## What you have to do
Work through the data below and copy out every line where "icon" is found.

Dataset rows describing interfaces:
· · · · · · ·

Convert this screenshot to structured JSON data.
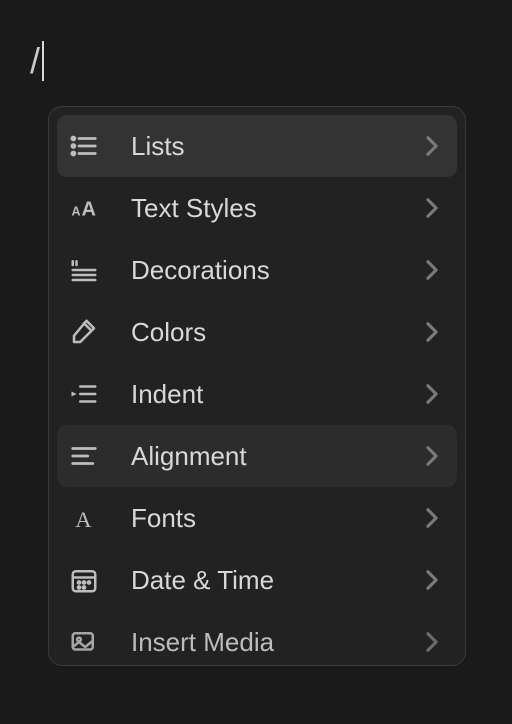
{
  "input": {
    "slash": "/"
  },
  "menu": {
    "items": [
      {
        "id": "lists",
        "label": "Lists",
        "icon": "list-icon",
        "highlighted": true
      },
      {
        "id": "text-styles",
        "label": "Text Styles",
        "icon": "text-styles-icon",
        "highlighted": false
      },
      {
        "id": "decorations",
        "label": "Decorations",
        "icon": "decorations-icon",
        "highlighted": false
      },
      {
        "id": "colors",
        "label": "Colors",
        "icon": "colors-icon",
        "highlighted": false
      },
      {
        "id": "indent",
        "label": "Indent",
        "icon": "indent-icon",
        "highlighted": false
      },
      {
        "id": "alignment",
        "label": "Alignment",
        "icon": "alignment-icon",
        "highlighted": "alt"
      },
      {
        "id": "fonts",
        "label": "Fonts",
        "icon": "fonts-icon",
        "highlighted": false
      },
      {
        "id": "date-time",
        "label": "Date & Time",
        "icon": "date-time-icon",
        "highlighted": false
      },
      {
        "id": "insert-media",
        "label": "Insert Media",
        "icon": "insert-media-icon",
        "highlighted": false
      }
    ]
  }
}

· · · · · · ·

## Output of the exercise
        "icon": "list-icon",
        "icon": "text-styles-icon",
        "icon": "decorations-icon",
        "icon": "colors-icon",
        "icon": "indent-icon",
        "icon": "alignment-icon",
        "icon": "fonts-icon",
        "icon": "date-time-icon",
        "icon": "insert-media-icon",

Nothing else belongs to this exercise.